→ Exercise directions
What you return should match the data word for word, minus the images.

Data records for software interfaces:
*-*-*

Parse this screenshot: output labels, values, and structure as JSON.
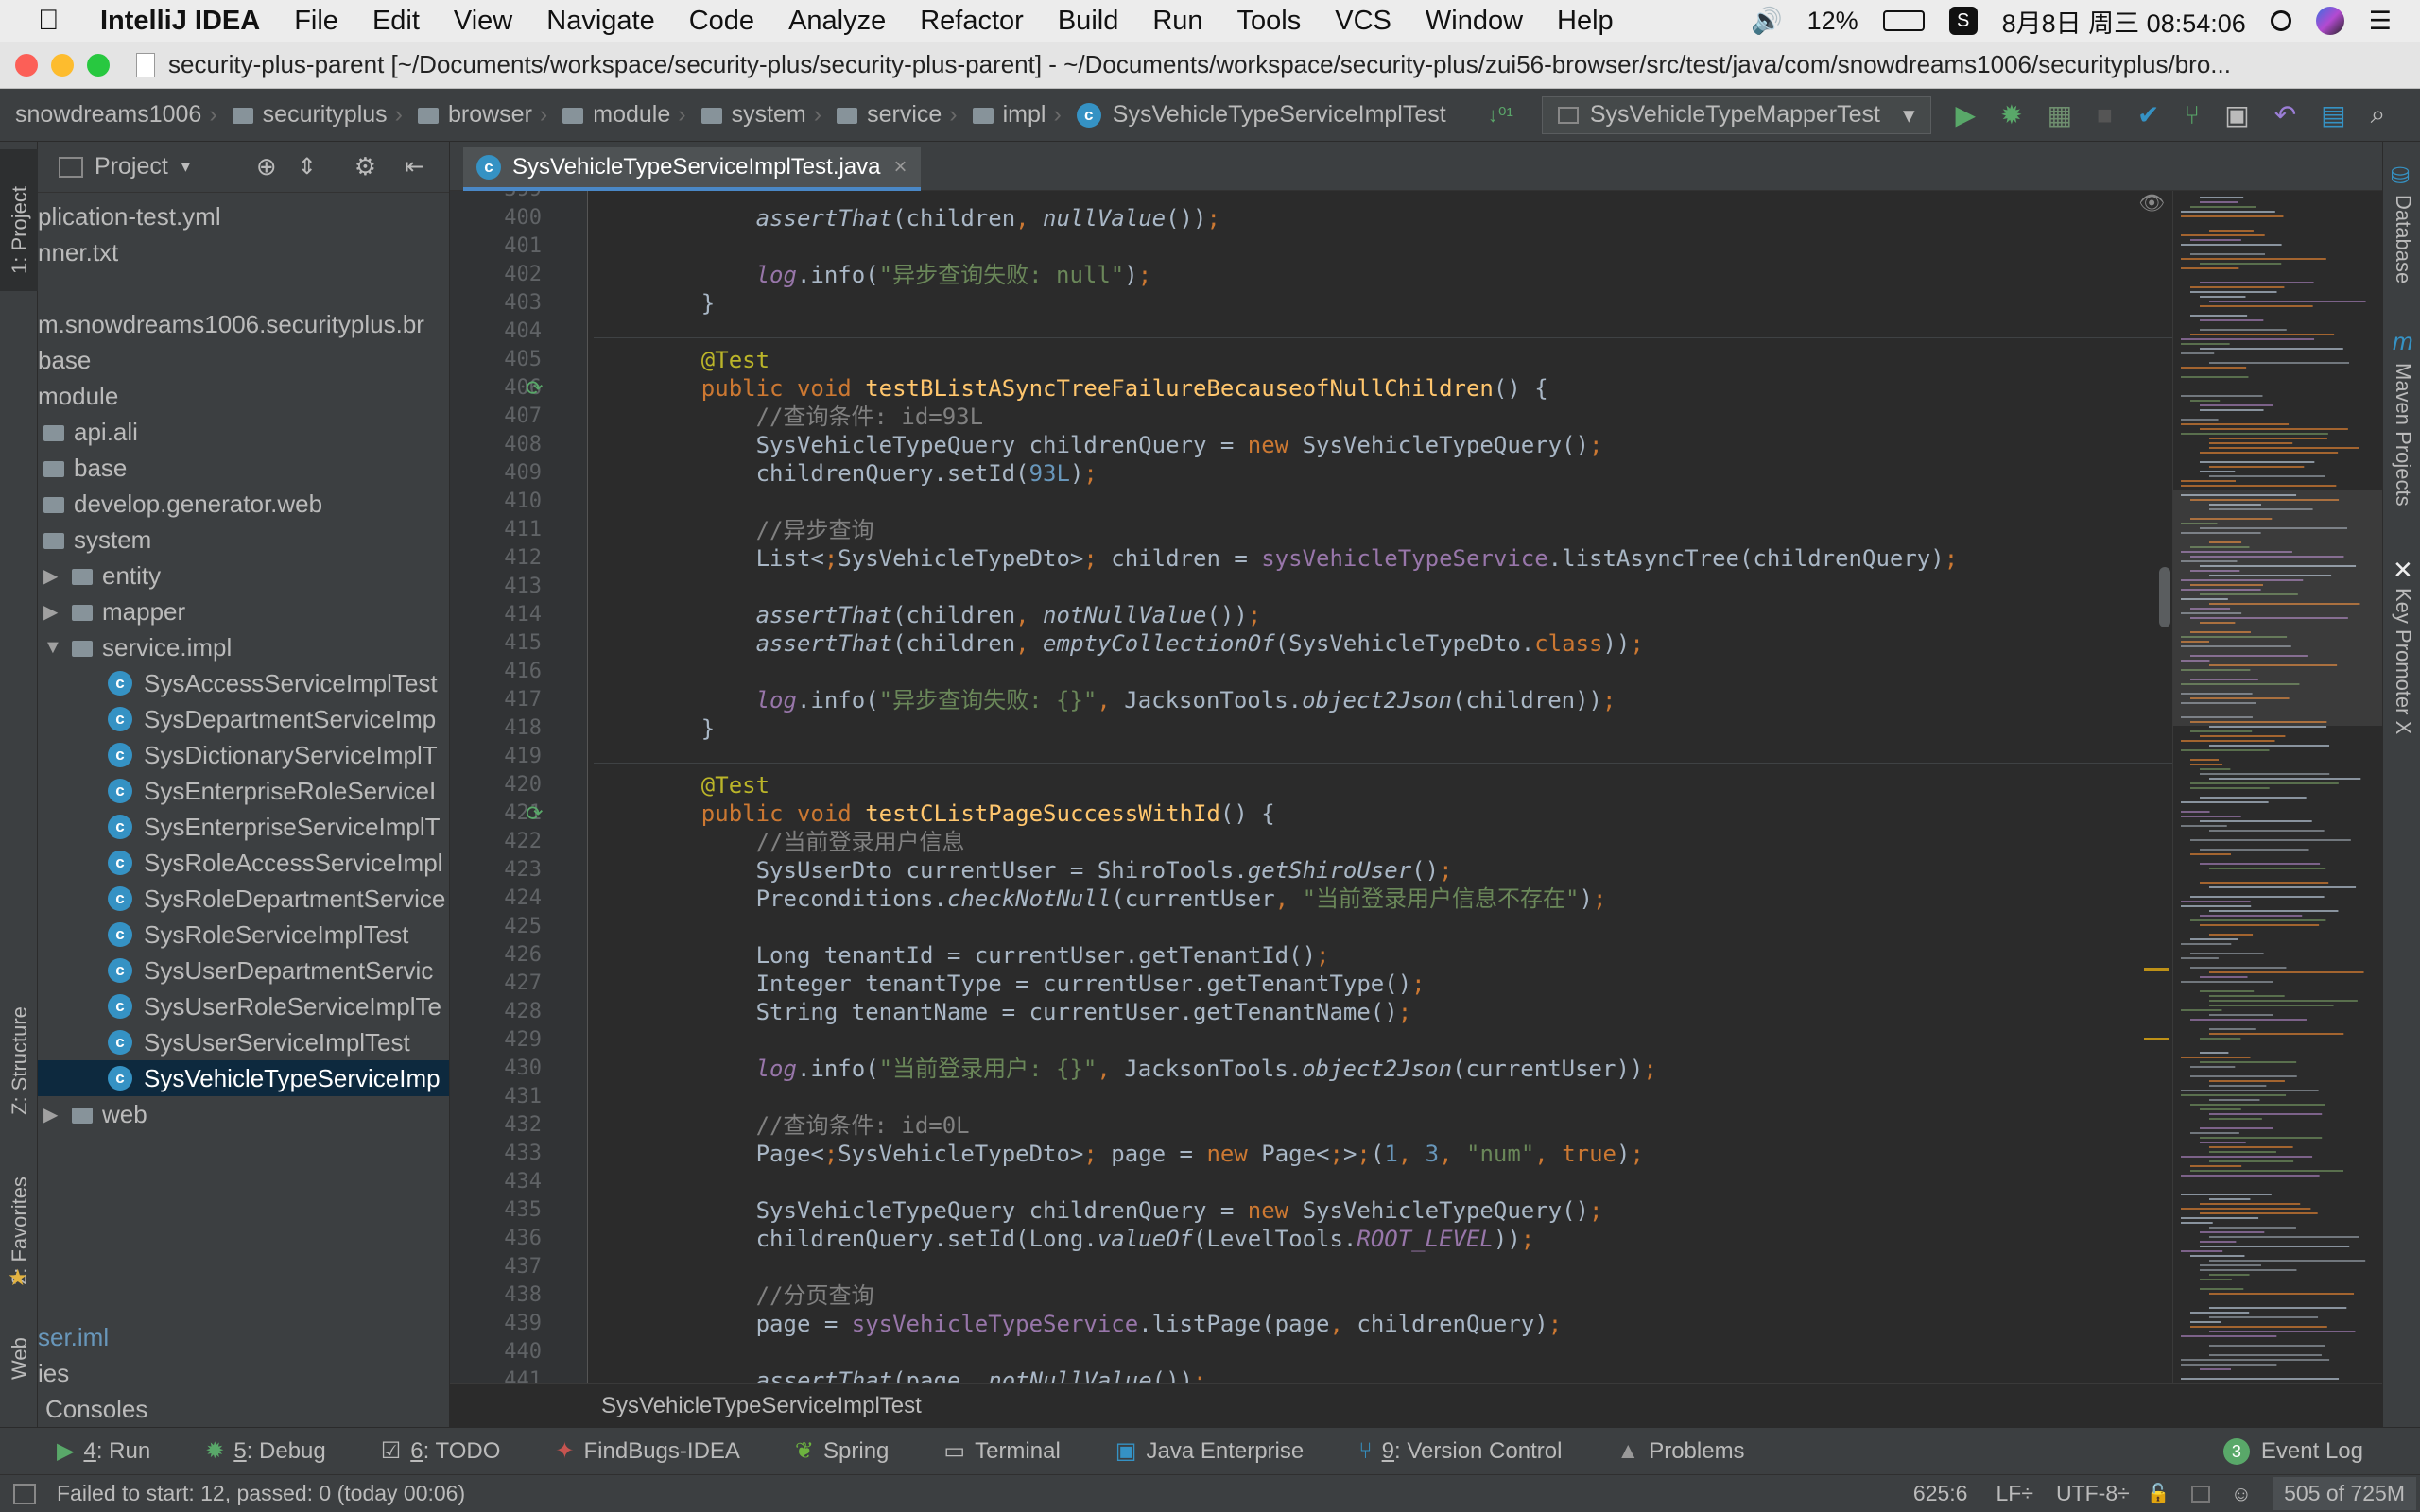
{
  "menubar": {
    "app_name": "IntelliJ IDEA",
    "items": [
      "File",
      "Edit",
      "View",
      "Navigate",
      "Code",
      "Analyze",
      "Refactor",
      "Build",
      "Run",
      "Tools",
      "VCS",
      "Window",
      "Help"
    ],
    "battery": "12%",
    "datetime": "8月8日 周三 08:54:06"
  },
  "window": {
    "title": "security-plus-parent [~/Documents/workspace/security-plus/security-plus-parent] - ~/Documents/workspace/security-plus/zui56-browser/src/test/java/com/snowdreams1006/securityplus/bro..."
  },
  "navbar": {
    "crumbs": [
      "snowdreams1006",
      "securityplus",
      "browser",
      "module",
      "system",
      "service",
      "impl",
      "SysVehicleTypeServiceImplTest"
    ],
    "run_config": "SysVehicleTypeMapperTest"
  },
  "project_panel": {
    "title": "Project",
    "rows": [
      {
        "text": "plication-test.yml",
        "indent": 0,
        "kind": "file"
      },
      {
        "text": "nner.txt",
        "indent": 0,
        "kind": "file"
      },
      {
        "text": "",
        "indent": 0,
        "kind": "blank"
      },
      {
        "text": "m.snowdreams1006.securityplus.br",
        "indent": 0,
        "kind": "pkg"
      },
      {
        "text": "base",
        "indent": 0,
        "kind": "pkg"
      },
      {
        "text": "module",
        "indent": 0,
        "kind": "pkg"
      },
      {
        "text": "api.ali",
        "indent": 0,
        "kind": "folder"
      },
      {
        "text": "base",
        "indent": 0,
        "kind": "folder"
      },
      {
        "text": "develop.generator.web",
        "indent": 0,
        "kind": "folder"
      },
      {
        "text": "system",
        "indent": 0,
        "kind": "folder"
      },
      {
        "text": "entity",
        "indent": 1,
        "kind": "folder-collapsed"
      },
      {
        "text": "mapper",
        "indent": 1,
        "kind": "folder-collapsed"
      },
      {
        "text": "service.impl",
        "indent": 1,
        "kind": "folder-expanded"
      },
      {
        "text": "SysAccessServiceImplTest",
        "indent": 2,
        "kind": "class"
      },
      {
        "text": "SysDepartmentServiceImp",
        "indent": 2,
        "kind": "class"
      },
      {
        "text": "SysDictionaryServiceImplT",
        "indent": 2,
        "kind": "class"
      },
      {
        "text": "SysEnterpriseRoleServiceI",
        "indent": 2,
        "kind": "class"
      },
      {
        "text": "SysEnterpriseServiceImplT",
        "indent": 2,
        "kind": "class"
      },
      {
        "text": "SysRoleAccessServiceImpl",
        "indent": 2,
        "kind": "class"
      },
      {
        "text": "SysRoleDepartmentService",
        "indent": 2,
        "kind": "class"
      },
      {
        "text": "SysRoleServiceImplTest",
        "indent": 2,
        "kind": "class"
      },
      {
        "text": "SysUserDepartmentServic",
        "indent": 2,
        "kind": "class"
      },
      {
        "text": "SysUserRoleServiceImplTe",
        "indent": 2,
        "kind": "class"
      },
      {
        "text": "SysUserServiceImplTest",
        "indent": 2,
        "kind": "class"
      },
      {
        "text": "SysVehicleTypeServiceImp",
        "indent": 2,
        "kind": "class-selected"
      },
      {
        "text": "web",
        "indent": 1,
        "kind": "folder-collapsed"
      }
    ],
    "bottom_rows": [
      "ser.iml",
      "ies",
      "Consoles"
    ]
  },
  "left_stripe": {
    "project": "1: Project",
    "structure": "Z: Structure",
    "favorites": "2: Favorites",
    "web": "Web"
  },
  "right_stripe": {
    "database": "Database",
    "maven": "Maven Projects",
    "key_promoter": "Key Promoter X"
  },
  "editor": {
    "tab_label": "SysVehicleTypeServiceImplTest.java",
    "bottom_breadcrumb": "SysVehicleTypeServiceImplTest",
    "first_line": 399,
    "lines": [
      "",
      "        assertThat(children, nullValue());",
      "",
      "        log.info(\"异步查询失败: null\");",
      "    }",
      "",
      "    @Test",
      "    public void testBListASyncTreeFailureBecauseofNullChildren() {",
      "        //查询条件: id=93L",
      "        SysVehicleTypeQuery childrenQuery = new SysVehicleTypeQuery();",
      "        childrenQuery.setId(93L);",
      "",
      "        //异步查询",
      "        List<SysVehicleTypeDto> children = sysVehicleTypeService.listAsyncTree(childrenQuery);",
      "",
      "        assertThat(children, notNullValue());",
      "        assertThat(children, emptyCollectionOf(SysVehicleTypeDto.class));",
      "",
      "        log.info(\"异步查询失败: {}\", JacksonTools.object2Json(children));",
      "    }",
      "",
      "    @Test",
      "    public void testCListPageSuccessWithId() {",
      "        //当前登录用户信息",
      "        SysUserDto currentUser = ShiroTools.getShiroUser();",
      "        Preconditions.checkNotNull(currentUser, \"当前登录用户信息不存在\");",
      "",
      "        Long tenantId = currentUser.getTenantId();",
      "        Integer tenantType = currentUser.getTenantType();",
      "        String tenantName = currentUser.getTenantName();",
      "",
      "        log.info(\"当前登录用户: {}\", JacksonTools.object2Json(currentUser));",
      "",
      "        //查询条件: id=0L",
      "        Page<SysVehicleTypeDto> page = new Page<>(1, 3, \"num\", true);",
      "",
      "        SysVehicleTypeQuery childrenQuery = new SysVehicleTypeQuery();",
      "        childrenQuery.setId(Long.valueOf(LevelTools.ROOT_LEVEL));",
      "",
      "        //分页查询",
      "        page = sysVehicleTypeService.listPage(page, childrenQuery);",
      "",
      "        assertThat(page, notNullValue());"
    ]
  },
  "bottom_tools": [
    {
      "key": "4",
      "label": ": Run",
      "icon": "run-icon"
    },
    {
      "key": "5",
      "label": ": Debug",
      "icon": "debug-icon"
    },
    {
      "key": "6",
      "label": ": TODO",
      "icon": "todo-icon"
    },
    {
      "key": "",
      "label": "FindBugs-IDEA",
      "icon": "findbugs-icon"
    },
    {
      "key": "",
      "label": "Spring",
      "icon": "spring-icon"
    },
    {
      "key": "",
      "label": "Terminal",
      "icon": "terminal-icon"
    },
    {
      "key": "",
      "label": "Java Enterprise",
      "icon": "java-enterprise-icon"
    },
    {
      "key": "9",
      "label": ": Version Control",
      "icon": "vcs-icon"
    },
    {
      "key": "",
      "label": "Problems",
      "icon": "problems-icon"
    }
  ],
  "event_log": {
    "badge": "3",
    "label": "Event Log"
  },
  "status": {
    "message": "Failed to start: 12, passed: 0 (today 00:06)",
    "position": "625:6",
    "line_sep": "LF÷",
    "encoding": "UTF-8÷",
    "memory": "505 of 725M"
  },
  "colors": {
    "keyword": "#cc7832",
    "string": "#6a8759",
    "comment": "#808080",
    "annotation": "#bbb529",
    "number": "#6897bb",
    "field": "#9876aa",
    "method_decl": "#ffc66d",
    "accent": "#4a88c7"
  }
}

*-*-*

→ Finished task
Parse this screenshot: output labels, values, and structure as JSON.
{
  "menubar": {
    "app_name": "IntelliJ IDEA",
    "items": [
      "File",
      "Edit",
      "View",
      "Navigate",
      "Code",
      "Analyze",
      "Refactor",
      "Build",
      "Run",
      "Tools",
      "VCS",
      "Window",
      "Help"
    ],
    "battery": "12%",
    "datetime": "8月8日 周三 08:54:06"
  },
  "window": {
    "title": "security-plus-parent [~/Documents/workspace/security-plus/security-plus-parent] - ~/Documents/workspace/security-plus/zui56-browser/src/test/java/com/snowdreams1006/securityplus/bro..."
  },
  "navbar": {
    "crumbs": [
      "snowdreams1006",
      "securityplus",
      "browser",
      "module",
      "system",
      "service",
      "impl",
      "SysVehicleTypeServiceImplTest"
    ],
    "run_config": "SysVehicleTypeMapperTest"
  },
  "project_panel": {
    "title": "Project",
    "rows": [
      {
        "text": "plication-test.yml",
        "indent": 0,
        "kind": "file"
      },
      {
        "text": "nner.txt",
        "indent": 0,
        "kind": "file"
      },
      {
        "text": "",
        "indent": 0,
        "kind": "blank"
      },
      {
        "text": "m.snowdreams1006.securityplus.br",
        "indent": 0,
        "kind": "pkg"
      },
      {
        "text": "base",
        "indent": 0,
        "kind": "pkg"
      },
      {
        "text": "module",
        "indent": 0,
        "kind": "pkg"
      },
      {
        "text": "api.ali",
        "indent": 0,
        "kind": "folder"
      },
      {
        "text": "base",
        "indent": 0,
        "kind": "folder"
      },
      {
        "text": "develop.generator.web",
        "indent": 0,
        "kind": "folder"
      },
      {
        "text": "system",
        "indent": 0,
        "kind": "folder"
      },
      {
        "text": "entity",
        "indent": 1,
        "kind": "folder-collapsed"
      },
      {
        "text": "mapper",
        "indent": 1,
        "kind": "folder-collapsed"
      },
      {
        "text": "service.impl",
        "indent": 1,
        "kind": "folder-expanded"
      },
      {
        "text": "SysAccessServiceImplTest",
        "indent": 2,
        "kind": "class"
      },
      {
        "text": "SysDepartmentServiceImp",
        "indent": 2,
        "kind": "class"
      },
      {
        "text": "SysDictionaryServiceImplT",
        "indent": 2,
        "kind": "class"
      },
      {
        "text": "SysEnterpriseRoleServiceI",
        "indent": 2,
        "kind": "class"
      },
      {
        "text": "SysEnterpriseServiceImplT",
        "indent": 2,
        "kind": "class"
      },
      {
        "text": "SysRoleAccessServiceImpl",
        "indent": 2,
        "kind": "class"
      },
      {
        "text": "SysRoleDepartmentService",
        "indent": 2,
        "kind": "class"
      },
      {
        "text": "SysRoleServiceImplTest",
        "indent": 2,
        "kind": "class"
      },
      {
        "text": "SysUserDepartmentServic",
        "indent": 2,
        "kind": "class"
      },
      {
        "text": "SysUserRoleServiceImplTe",
        "indent": 2,
        "kind": "class"
      },
      {
        "text": "SysUserServiceImplTest",
        "indent": 2,
        "kind": "class"
      },
      {
        "text": "SysVehicleTypeServiceImp",
        "indent": 2,
        "kind": "class-selected"
      },
      {
        "text": "web",
        "indent": 1,
        "kind": "folder-collapsed"
      }
    ],
    "bottom_rows": [
      "ser.iml",
      "ies",
      "Consoles"
    ]
  },
  "left_stripe": {
    "project": "1: Project",
    "structure": "Z: Structure",
    "favorites": "2: Favorites",
    "web": "Web"
  },
  "right_stripe": {
    "database": "Database",
    "maven": "Maven Projects",
    "key_promoter": "Key Promoter X"
  },
  "editor": {
    "tab_label": "SysVehicleTypeServiceImplTest.java",
    "bottom_breadcrumb": "SysVehicleTypeServiceImplTest",
    "first_line": 399,
    "lines": [
      "",
      "        assertThat(children, nullValue());",
      "",
      "        log.info(\"异步查询失败: null\");",
      "    }",
      "",
      "    @Test",
      "    public void testBListASyncTreeFailureBecauseofNullChildren() {",
      "        //查询条件: id=93L",
      "        SysVehicleTypeQuery childrenQuery = new SysVehicleTypeQuery();",
      "        childrenQuery.setId(93L);",
      "",
      "        //异步查询",
      "        List<SysVehicleTypeDto> children = sysVehicleTypeService.listAsyncTree(childrenQuery);",
      "",
      "        assertThat(children, notNullValue());",
      "        assertThat(children, emptyCollectionOf(SysVehicleTypeDto.class));",
      "",
      "        log.info(\"异步查询失败: {}\", JacksonTools.object2Json(children));",
      "    }",
      "",
      "    @Test",
      "    public void testCListPageSuccessWithId() {",
      "        //当前登录用户信息",
      "        SysUserDto currentUser = ShiroTools.getShiroUser();",
      "        Preconditions.checkNotNull(currentUser, \"当前登录用户信息不存在\");",
      "",
      "        Long tenantId = currentUser.getTenantId();",
      "        Integer tenantType = currentUser.getTenantType();",
      "        String tenantName = currentUser.getTenantName();",
      "",
      "        log.info(\"当前登录用户: {}\", JacksonTools.object2Json(currentUser));",
      "",
      "        //查询条件: id=0L",
      "        Page<SysVehicleTypeDto> page = new Page<>(1, 3, \"num\", true);",
      "",
      "        SysVehicleTypeQuery childrenQuery = new SysVehicleTypeQuery();",
      "        childrenQuery.setId(Long.valueOf(LevelTools.ROOT_LEVEL));",
      "",
      "        //分页查询",
      "        page = sysVehicleTypeService.listPage(page, childrenQuery);",
      "",
      "        assertThat(page, notNullValue());"
    ]
  },
  "bottom_tools": [
    {
      "key": "4",
      "label": ": Run",
      "icon": "run-icon"
    },
    {
      "key": "5",
      "label": ": Debug",
      "icon": "debug-icon"
    },
    {
      "key": "6",
      "label": ": TODO",
      "icon": "todo-icon"
    },
    {
      "key": "",
      "label": "FindBugs-IDEA",
      "icon": "findbugs-icon"
    },
    {
      "key": "",
      "label": "Spring",
      "icon": "spring-icon"
    },
    {
      "key": "",
      "label": "Terminal",
      "icon": "terminal-icon"
    },
    {
      "key": "",
      "label": "Java Enterprise",
      "icon": "java-enterprise-icon"
    },
    {
      "key": "9",
      "label": ": Version Control",
      "icon": "vcs-icon"
    },
    {
      "key": "",
      "label": "Problems",
      "icon": "problems-icon"
    }
  ],
  "event_log": {
    "badge": "3",
    "label": "Event Log"
  },
  "status": {
    "message": "Failed to start: 12, passed: 0 (today 00:06)",
    "position": "625:6",
    "line_sep": "LF÷",
    "encoding": "UTF-8÷",
    "memory": "505 of 725M"
  },
  "colors": {
    "keyword": "#cc7832",
    "string": "#6a8759",
    "comment": "#808080",
    "annotation": "#bbb529",
    "number": "#6897bb",
    "field": "#9876aa",
    "method_decl": "#ffc66d",
    "accent": "#4a88c7"
  }
}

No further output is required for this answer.